We are independent & ad-supported. We may earn a commission for purchases made through our links.
Advertiser Disclosure
Our website is an independent, advertising-supported platform. We provide our content free of charge to our readers, and to keep it that way, we rely on revenue generated through advertisements and affiliate partnerships. This means that when you click on certain links on our site and make a purchase, we may earn a commission. Learn more.
How We Make Money
We sustain our operations through affiliate commissions and advertising. If you click on an affiliate link and make a purchase, we may receive a commission from the merchant at no additional cost to you. We also display advertisements on our website, which help generate revenue to support our work and keep our content free for readers. Our editorial team operates independently of our advertising and affiliate partnerships to ensure that our content remains unbiased and focused on providing you with the best information and recommendations based on thorough research and honest evaluations. To remain transparent, we’ve provided a list of our current affiliate partners here.

What is a Hybrid Virus?

Malcolm Tatum
Updated May 17, 2024
Our promise to you
WiseGeek is dedicated to creating trustworthy, high-quality content that always prioritizes transparency, integrity, and inclusivity above all else. Our ensure that our content creation and review process includes rigorous fact-checking, evidence-based, and continual updates to ensure accuracy and reliability.

Our Promise to you

Founded in 2002, our company has been a trusted resource for readers seeking informative and engaging content. Our dedication to quality remains unwavering—and will never change. We follow a strict editorial policy, ensuring that our content is authored by highly qualified professionals and edited by subject matter experts. This guarantees that everything we publish is objective, accurate, and trustworthy.

Over the years, we've refined our approach to cover a wide range of topics, providing readers with reliable and practical advice to enhance their knowledge and skills. That's why millions of readers turn to us each year. Join us in celebrating the joy of learning, guided by standards you can trust.

Editorial Standards

At WiseGeek, we are committed to creating content that you can trust. Our editorial process is designed to ensure that every piece of content we publish is accurate, reliable, and informative.

Our team of experienced writers and editors follows a strict set of guidelines to ensure the highest quality content. We conduct thorough research, fact-check all information, and rely on credible sources to back up our claims. Our content is reviewed by subject-matter experts to ensure accuracy and clarity.

We believe in transparency and maintain editorial independence from our advertisers. Our team does not receive direct compensation from advertisers, allowing us to create unbiased content that prioritizes your interests.

Sometimes referred to as a multipartite virus, the hybrid virus is one of the more difficult types of computer virus to bring under control. Essentially, the hybrid virus will combine elements of other virus programs in a new combination that will often slip past protections that would stop the original component viruses. Generally, a hybrid virus is capable of infecting both system sectors and program files, making it especially difficult to locate and remove from a system.

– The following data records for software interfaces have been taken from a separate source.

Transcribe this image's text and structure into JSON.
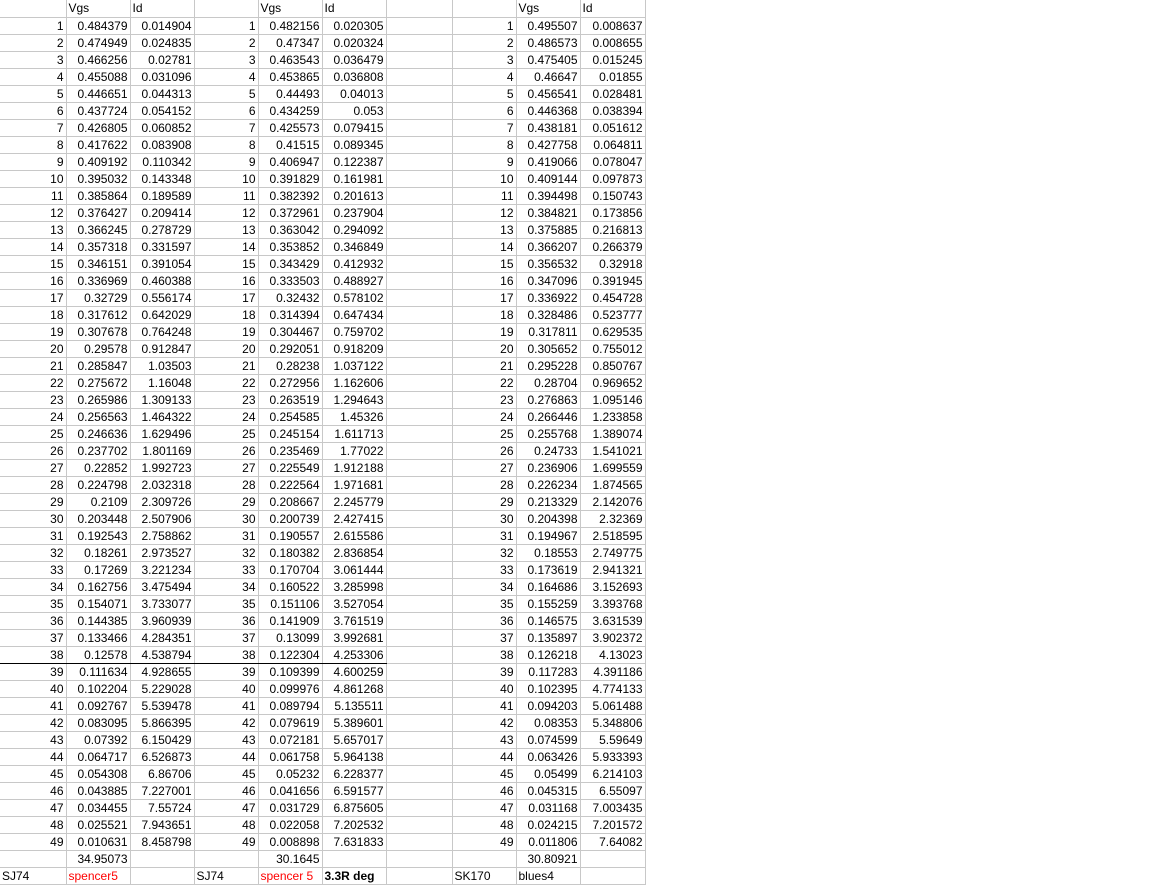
{
  "header": {
    "vgs": "Vgs",
    "id": "Id"
  },
  "groups": [
    {
      "rows": [
        [
          "0.484379",
          "0.014904"
        ],
        [
          "0.474949",
          "0.024835"
        ],
        [
          "0.466256",
          "0.02781"
        ],
        [
          "0.455088",
          "0.031096"
        ],
        [
          "0.446651",
          "0.044313"
        ],
        [
          "0.437724",
          "0.054152"
        ],
        [
          "0.426805",
          "0.060852"
        ],
        [
          "0.417622",
          "0.083908"
        ],
        [
          "0.409192",
          "0.110342"
        ],
        [
          "0.395032",
          "0.143348"
        ],
        [
          "0.385864",
          "0.189589"
        ],
        [
          "0.376427",
          "0.209414"
        ],
        [
          "0.366245",
          "0.278729"
        ],
        [
          "0.357318",
          "0.331597"
        ],
        [
          "0.346151",
          "0.391054"
        ],
        [
          "0.336969",
          "0.460388"
        ],
        [
          "0.32729",
          "0.556174"
        ],
        [
          "0.317612",
          "0.642029"
        ],
        [
          "0.307678",
          "0.764248"
        ],
        [
          "0.29578",
          "0.912847"
        ],
        [
          "0.285847",
          "1.03503"
        ],
        [
          "0.275672",
          "1.16048"
        ],
        [
          "0.265986",
          "1.309133"
        ],
        [
          "0.256563",
          "1.464322"
        ],
        [
          "0.246636",
          "1.629496"
        ],
        [
          "0.237702",
          "1.801169"
        ],
        [
          "0.22852",
          "1.992723"
        ],
        [
          "0.224798",
          "2.032318"
        ],
        [
          "0.2109",
          "2.309726"
        ],
        [
          "0.203448",
          "2.507906"
        ],
        [
          "0.192543",
          "2.758862"
        ],
        [
          "0.18261",
          "2.973527"
        ],
        [
          "0.17269",
          "3.221234"
        ],
        [
          "0.162756",
          "3.475494"
        ],
        [
          "0.154071",
          "3.733077"
        ],
        [
          "0.144385",
          "3.960939"
        ],
        [
          "0.133466",
          "4.284351"
        ],
        [
          "0.12578",
          "4.538794"
        ],
        [
          "0.111634",
          "4.928655"
        ],
        [
          "0.102204",
          "5.229028"
        ],
        [
          "0.092767",
          "5.539478"
        ],
        [
          "0.083095",
          "5.866395"
        ],
        [
          "0.07392",
          "6.150429"
        ],
        [
          "0.064717",
          "6.526873"
        ],
        [
          "0.054308",
          "6.86706"
        ],
        [
          "0.043885",
          "7.227001"
        ],
        [
          "0.034455",
          "7.55724"
        ],
        [
          "0.025521",
          "7.943651"
        ],
        [
          "0.010631",
          "8.458798"
        ]
      ],
      "total": "34.95073",
      "footer_device": "SJ74",
      "footer_name": "spencer5",
      "footer_extra": ""
    },
    {
      "rows": [
        [
          "0.482156",
          "0.020305"
        ],
        [
          "0.47347",
          "0.020324"
        ],
        [
          "0.463543",
          "0.036479"
        ],
        [
          "0.453865",
          "0.036808"
        ],
        [
          "0.44493",
          "0.04013"
        ],
        [
          "0.434259",
          "0.053"
        ],
        [
          "0.425573",
          "0.079415"
        ],
        [
          "0.41515",
          "0.089345"
        ],
        [
          "0.406947",
          "0.122387"
        ],
        [
          "0.391829",
          "0.161981"
        ],
        [
          "0.382392",
          "0.201613"
        ],
        [
          "0.372961",
          "0.237904"
        ],
        [
          "0.363042",
          "0.294092"
        ],
        [
          "0.353852",
          "0.346849"
        ],
        [
          "0.343429",
          "0.412932"
        ],
        [
          "0.333503",
          "0.488927"
        ],
        [
          "0.32432",
          "0.578102"
        ],
        [
          "0.314394",
          "0.647434"
        ],
        [
          "0.304467",
          "0.759702"
        ],
        [
          "0.292051",
          "0.918209"
        ],
        [
          "0.28238",
          "1.037122"
        ],
        [
          "0.272956",
          "1.162606"
        ],
        [
          "0.263519",
          "1.294643"
        ],
        [
          "0.254585",
          "1.45326"
        ],
        [
          "0.245154",
          "1.611713"
        ],
        [
          "0.235469",
          "1.77022"
        ],
        [
          "0.225549",
          "1.912188"
        ],
        [
          "0.222564",
          "1.971681"
        ],
        [
          "0.208667",
          "2.245779"
        ],
        [
          "0.200739",
          "2.427415"
        ],
        [
          "0.190557",
          "2.615586"
        ],
        [
          "0.180382",
          "2.836854"
        ],
        [
          "0.170704",
          "3.061444"
        ],
        [
          "0.160522",
          "3.285998"
        ],
        [
          "0.151106",
          "3.527054"
        ],
        [
          "0.141909",
          "3.761519"
        ],
        [
          "0.13099",
          "3.992681"
        ],
        [
          "0.122304",
          "4.253306"
        ],
        [
          "0.109399",
          "4.600259"
        ],
        [
          "0.099976",
          "4.861268"
        ],
        [
          "0.089794",
          "5.135511"
        ],
        [
          "0.079619",
          "5.389601"
        ],
        [
          "0.072181",
          "5.657017"
        ],
        [
          "0.061758",
          "5.964138"
        ],
        [
          "0.05232",
          "6.228377"
        ],
        [
          "0.041656",
          "6.591577"
        ],
        [
          "0.031729",
          "6.875605"
        ],
        [
          "0.022058",
          "7.202532"
        ],
        [
          "0.008898",
          "7.631833"
        ]
      ],
      "total": "30.1645",
      "footer_device": "SJ74",
      "footer_name": "spencer 5",
      "footer_extra": "3.3R deg"
    },
    {
      "rows": [
        [
          "0.495507",
          "0.008637"
        ],
        [
          "0.486573",
          "0.008655"
        ],
        [
          "0.475405",
          "0.015245"
        ],
        [
          "0.46647",
          "0.01855"
        ],
        [
          "0.456541",
          "0.028481"
        ],
        [
          "0.446368",
          "0.038394"
        ],
        [
          "0.438181",
          "0.051612"
        ],
        [
          "0.427758",
          "0.064811"
        ],
        [
          "0.419066",
          "0.078047"
        ],
        [
          "0.409144",
          "0.097873"
        ],
        [
          "0.394498",
          "0.150743"
        ],
        [
          "0.384821",
          "0.173856"
        ],
        [
          "0.375885",
          "0.216813"
        ],
        [
          "0.366207",
          "0.266379"
        ],
        [
          "0.356532",
          "0.32918"
        ],
        [
          "0.347096",
          "0.391945"
        ],
        [
          "0.336922",
          "0.454728"
        ],
        [
          "0.328486",
          "0.523777"
        ],
        [
          "0.317811",
          "0.629535"
        ],
        [
          "0.305652",
          "0.755012"
        ],
        [
          "0.295228",
          "0.850767"
        ],
        [
          "0.28704",
          "0.969652"
        ],
        [
          "0.276863",
          "1.095146"
        ],
        [
          "0.266446",
          "1.233858"
        ],
        [
          "0.255768",
          "1.389074"
        ],
        [
          "0.24733",
          "1.541021"
        ],
        [
          "0.236906",
          "1.699559"
        ],
        [
          "0.226234",
          "1.874565"
        ],
        [
          "0.213329",
          "2.142076"
        ],
        [
          "0.204398",
          "2.32369"
        ],
        [
          "0.194967",
          "2.518595"
        ],
        [
          "0.18553",
          "2.749775"
        ],
        [
          "0.173619",
          "2.941321"
        ],
        [
          "0.164686",
          "3.152693"
        ],
        [
          "0.155259",
          "3.393768"
        ],
        [
          "0.146575",
          "3.631539"
        ],
        [
          "0.135897",
          "3.902372"
        ],
        [
          "0.126218",
          "4.13023"
        ],
        [
          "0.117283",
          "4.391186"
        ],
        [
          "0.102395",
          "4.774133"
        ],
        [
          "0.094203",
          "5.061488"
        ],
        [
          "0.08353",
          "5.348806"
        ],
        [
          "0.074599",
          "5.59649"
        ],
        [
          "0.063426",
          "5.933393"
        ],
        [
          "0.05499",
          "6.214103"
        ],
        [
          "0.045315",
          "6.55097"
        ],
        [
          "0.031168",
          "7.003435"
        ],
        [
          "0.024215",
          "7.201572"
        ],
        [
          "0.011806",
          "7.64082"
        ]
      ],
      "total": "30.80921",
      "footer_device": "SK170",
      "footer_name": "blues4",
      "footer_extra": ""
    }
  ]
}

In many cases, the hybrid virus will include elements of both file infectors and boot infectors. The idea behind this approach is to launch a two-pronged attack on the system. As the multi-part virus enters the system, elements settle into program files, while at the same time identifying and infiltrating various sections of the operating system. This means that each time the executable file imbedded with the hybrid virus runs, the result is an activation sequence that helps the virus to proliferate.

At the same time, the hybrid virus normally works into the section of the hard drive that controls the start up procedures for the computer. As with the infected program files, the virus is activated each time the system is booted up. Over time, this will damage the operation of the system, and possibly shut it down altogether.

The dual nature of the hybrid virus makes it extremely difficult to remove once it is in place. Unless all elements of the virus are removed, any remaining presence will quickly regenerate and re-infect the entire system. For this reason, special care should be taken to clean the system thoroughly, and making sure to conduct a virus check immediately after the cleaning takes place.

Of course, the best way to deal with a hybrid virus is to not become infected in the first place. One way to minimize the chances for infection is to be extremely careful about opening attachments that are of a suspicious nature. Care should also be taken to keep anti-virus software updated, and to not download programs from any online source that is not familiar and trusted.

WiseGeek is dedicated to providing accurate and trustworthy information. We carefully select reputable sources and employ a rigorous fact-checking process to maintain the highest standards. To learn more about our commitment to accuracy, read our editorial process.
Malcolm Tatum
By Malcolm Tatum
Malcolm Tatum, a former teleconferencing industry professional, followed his passion for trivia, research, and writing to become a full-time freelance writer. He has contributed articles to a variety of print and online publications, including WiseGeek, and his work has also been featured in poetry collections, devotional anthologies, and newspapers. When not writing, Malcolm enjoys collecting vinyl records, following minor league baseball, and cycling.
Discussion Comments
Malcolm Tatum
Malcolm Tatum
Malcolm Tatum, a former teleconferencing industry professional, followed his passion for trivia, research, and writing...
Learn more
WiseGeek, in your inbox

Our latest articles, guides, and more, delivered daily.

WiseGeek, in your inbox

Our latest articles, guides, and more, delivered daily.